Uhgg.. I can't beleive I didn't know this was there. This is great.
That goes for me too.
You already can. Ctrl-Alt-H on a method name.
the next occurrence of the search string
After alt-f3, use down/up arrow to go to next/previous
Maybe you should consider filing enhancements in the tracker
If you are not familiar with it, it allows SCR specific email notification
and voting. But more importantly the tracker is the source for JetBrains
next release features...
I hate, GUI builders, they slow down the IDE.
But I love the generation of uml-diagrams. Maybe it's possible to build a plugin for uml-class-diagram generation into the JavaDocs. It would be nice, I think.

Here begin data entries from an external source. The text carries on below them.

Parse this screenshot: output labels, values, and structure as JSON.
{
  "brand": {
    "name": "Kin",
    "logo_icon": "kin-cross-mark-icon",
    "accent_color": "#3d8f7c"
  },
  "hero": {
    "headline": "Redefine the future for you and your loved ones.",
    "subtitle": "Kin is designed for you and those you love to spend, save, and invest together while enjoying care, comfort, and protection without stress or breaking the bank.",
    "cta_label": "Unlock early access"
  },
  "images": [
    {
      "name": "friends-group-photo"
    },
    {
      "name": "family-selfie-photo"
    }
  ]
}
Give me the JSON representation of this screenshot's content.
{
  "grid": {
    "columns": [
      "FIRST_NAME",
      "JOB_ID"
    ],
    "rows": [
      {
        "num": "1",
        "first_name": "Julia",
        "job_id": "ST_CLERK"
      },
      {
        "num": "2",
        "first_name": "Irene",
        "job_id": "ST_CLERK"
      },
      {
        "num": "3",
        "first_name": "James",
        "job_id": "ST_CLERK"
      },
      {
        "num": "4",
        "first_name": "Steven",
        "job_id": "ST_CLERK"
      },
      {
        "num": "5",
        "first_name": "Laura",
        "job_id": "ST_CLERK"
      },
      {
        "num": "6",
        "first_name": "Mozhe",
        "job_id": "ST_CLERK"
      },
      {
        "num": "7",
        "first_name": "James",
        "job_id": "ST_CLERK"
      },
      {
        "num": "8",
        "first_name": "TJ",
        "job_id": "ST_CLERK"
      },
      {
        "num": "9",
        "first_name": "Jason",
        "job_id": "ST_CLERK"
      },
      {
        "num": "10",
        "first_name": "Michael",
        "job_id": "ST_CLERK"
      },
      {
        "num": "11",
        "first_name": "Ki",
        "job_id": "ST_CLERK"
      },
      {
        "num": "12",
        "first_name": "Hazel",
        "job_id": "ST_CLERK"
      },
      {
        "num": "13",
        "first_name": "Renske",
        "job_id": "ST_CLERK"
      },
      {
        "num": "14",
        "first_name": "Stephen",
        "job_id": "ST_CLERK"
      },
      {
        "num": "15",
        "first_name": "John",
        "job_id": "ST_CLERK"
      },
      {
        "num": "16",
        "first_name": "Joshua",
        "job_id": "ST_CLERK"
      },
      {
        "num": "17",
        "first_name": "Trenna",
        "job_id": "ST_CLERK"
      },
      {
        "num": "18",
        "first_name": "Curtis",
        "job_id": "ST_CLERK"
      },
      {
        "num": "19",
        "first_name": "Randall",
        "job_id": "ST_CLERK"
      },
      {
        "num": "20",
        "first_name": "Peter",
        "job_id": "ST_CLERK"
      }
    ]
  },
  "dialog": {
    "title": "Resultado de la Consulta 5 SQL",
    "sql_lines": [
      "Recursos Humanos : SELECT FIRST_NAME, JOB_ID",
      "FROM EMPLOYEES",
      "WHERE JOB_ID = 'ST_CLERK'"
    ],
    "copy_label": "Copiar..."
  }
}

-- I hate, GUI builders, they slow down the IDE.
I'm sorry, but I have to reply to this ! How can a GUI builder slow down the IDE ?!!? It's a separate module that you can call only if you feel like using it. Anti-GUI-editors won't even see it's here
A lot of Java applications rely on good Human-Machine interface design, but this is one aspect the corporate developer doesn't want to spend much time on (I'm talking implementing here, not designing !). If the form editor really increases productivity by providing efficient ways of building the GUI (Interactive widget placement/preview, properties editing, automatic methods/messages/callbacks listing...etc), and if the generated code is neat (Not like VisualC++), then a GUI editor is a must for many developers.
-- But I love the generation of uml-diagrams
I'm happy you say that Yes, round-trip UML engineering would be good (See Argo-UML, Poseidon ...)
By increasing the size of the application, thus requiring more memory resources, and slower startup times. The classic failure mode of programming environments is to attempt to become all things to all people, and in the process become bloated and slow. GUI builders in particular have been notorious for this, which is why anti-GUI builder sentiment is so strong.
There's also a second-order effect. IntelliJ/JetBrains has a limited amount of development resources, and anything spent building a GUI builder won't be spent doing integrated metrics/profiling/UML generation/whatever-your-favorite-extension is, and also won't be spent tuning, optimizing, testing, and debugging the core application.
Ideally, IDEA would be so modular that one could pick and choose which pieces you want (yes to Ant integration, no to any J2EE features), but we're a long way from an ideal world.
Actually it does not. Try Alt+f3, search for a string, change the file and now how do I continue the incremental search? Works in Emacs